The necessity of IDA also explains why there’s no such thing as taking “a quick look” at the data to see if there’s something interesting there (also sometimes overheard: “just run it through your pipeline”). I work mostly with genomic data, and most of my time is spent on interacting with the data, determining if a particular question is even appropriate to ask for a particular set of data. “Quick and dirty” is usually more dirty than quick, when all is said and done….
I happened upon an interesting phrase in a story, “Signal” by John Lanchester, from the New Yorker (3 Apr 2017):
“Michael wasn’t my oldest friend and he wasn’t my closest friend, but he was older than any of the ones who were closer and closer than any of the ones who were older, ….”
This is an odd way to describe a friendship, but it is precise.
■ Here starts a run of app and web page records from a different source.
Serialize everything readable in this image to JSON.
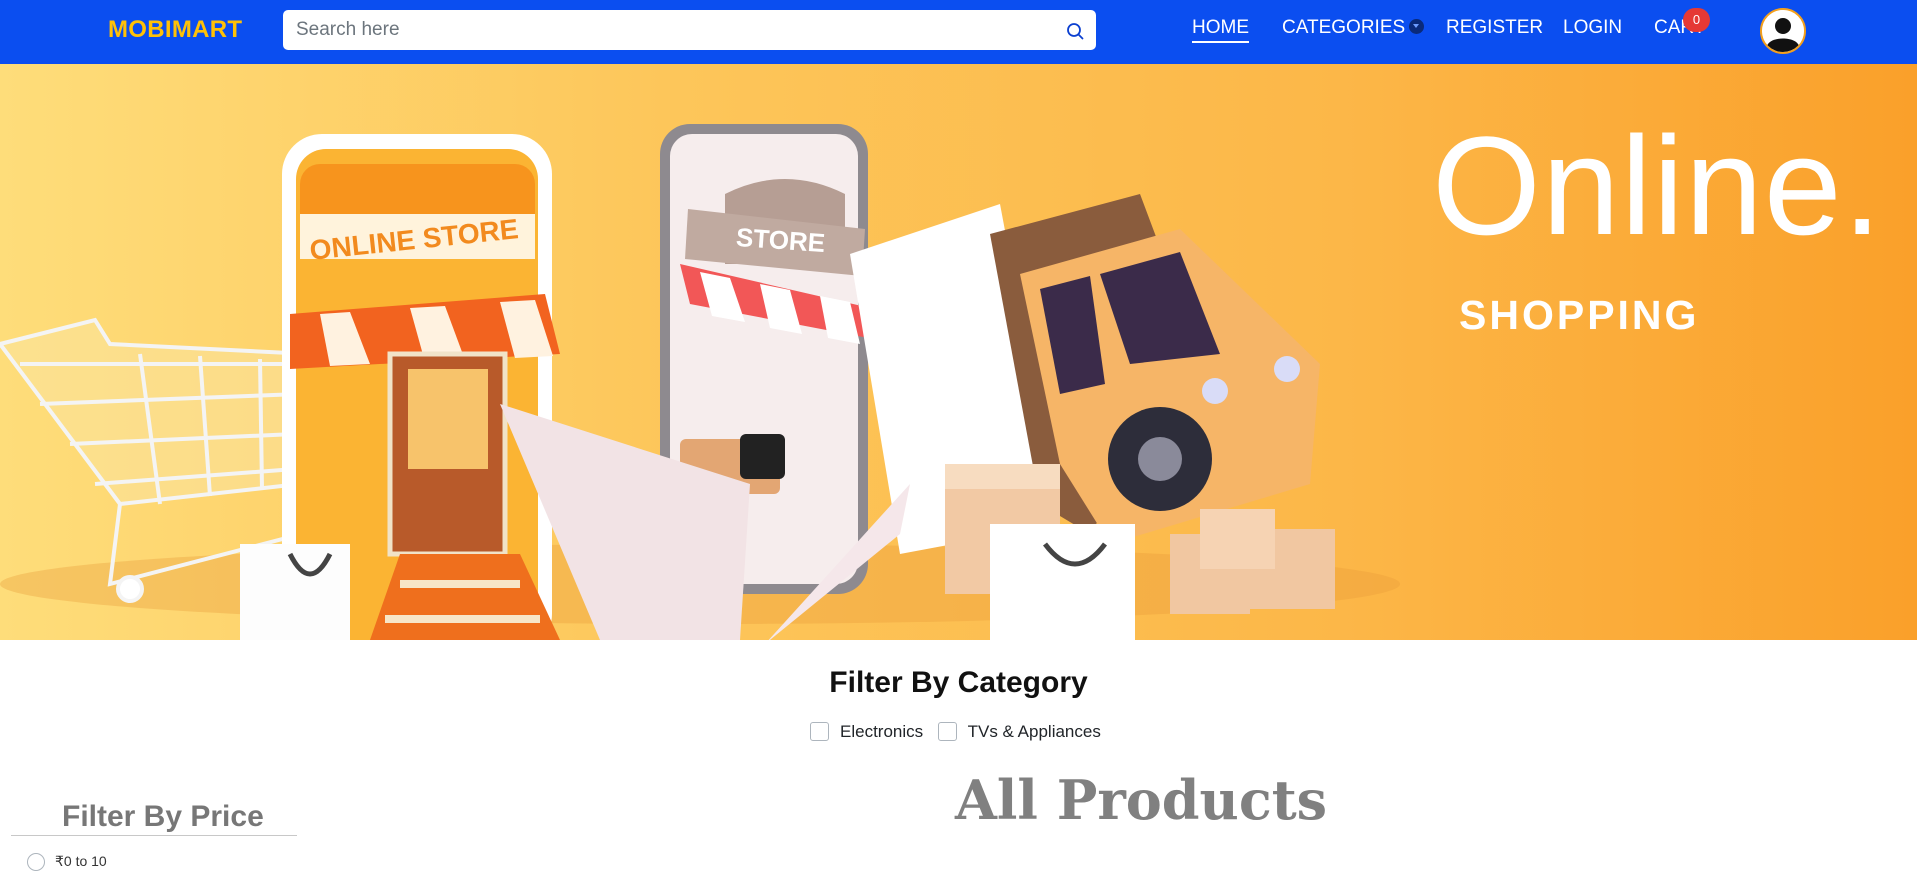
{
  "navbar": {
    "brand": "MOBIMART",
    "search_placeholder": "Search here",
    "links": {
      "home": "HOME",
      "categories": "CATEGORIES",
      "register": "REGISTER",
      "login": "LOGIN",
      "cart": "CART"
    },
    "cart_count": "0",
    "colors": {
      "background": "#0b4ef0",
      "brand": "#ffc107",
      "badge": "#e53935"
    },
    "icons": {
      "search": "search-icon",
      "categories_caret": "chevron-down-icon",
      "avatar": "user-icon"
    }
  },
  "banner": {
    "title": "Online.",
    "subtitle": "SHOPPING",
    "store_sign": "ONLINE STORE",
    "phone_sign": "STORE"
  },
  "filters": {
    "category_title": "Filter By Category",
    "categories": [
      {
        "label": "Electronics",
        "checked": false
      },
      {
        "label": "TVs & Appliances",
        "checked": false
      }
    ],
    "price_title": "Filter By Price",
    "price_options": [
      {
        "label": "₹0 to 10"
      }
    ]
  },
  "products": {
    "heading": "All Products"
  }
}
However, the more I thought about it, the more dissatisfied I was.
… the joy of optimization combined with the regret of past inefficiencies (joygret?)
A familiar feeling as I am re-analyzing and organizing old data.
Late last year, my colleague Silke W and I went to Denmark for a short field trip to collect ciliates, where we were hosted by Lasse Riemann of the University of Copenhagen. The site where we collected our material was Nivå Bay, which is famous among environmental microbiologists for the several decades of studies there on sulfur-cycling by microorganisms.
Nivå Bay (above, view from birdwatching tower on a sunny day) is a shallow, sheltered bay where the water is only knee- to waist-height at low tide. Scattered between the tufts of seaweed and seagrass were some off-white, slimy films on the surface of the sediment. These are actually bacterial “veils”, which are sheets of mucus produced by bacteria that embed themselves in them. Like a veil made of lace, each sheet is punctuated by many holes. Unlike a wedding veil, these veils are not meant to hide anything. Instead, you can think of them as a sort of natural-born environmental engineering – the holes allow water to flow through, and the bacteria actively circulate water by beating their flagella. By working together in these colonies, the bacteria can set up a continuous flow of water through the veil. This flow mixes sulfide-rich water coming from below with oxygenated water from above, bringing together the chemicals that they use to generate energy.
There are different species of bacteria that have such behavior. One of them has the wonderful name Thioturbo danicus – the sulfur whirl of Denmark. It has flagella on both poles of its rod-shaped cells. In this video you can see what happens when a single cell is detached from the mucus veil – it ends up tumbling like a propeller, which probably was the inspiration for its name!
Here is a somewhat degraded veil that had been sitting around in a Petri dish for too long. Taken from its natural environment, it soon becomes overgrown with grazing protists and small animals that methodically eat up the bacteria:
You can read more about the veil-forming bacteria from these publications from the microbiologists at Helsingør: Thar & Kühl 2002, Muyzer et al. 2005.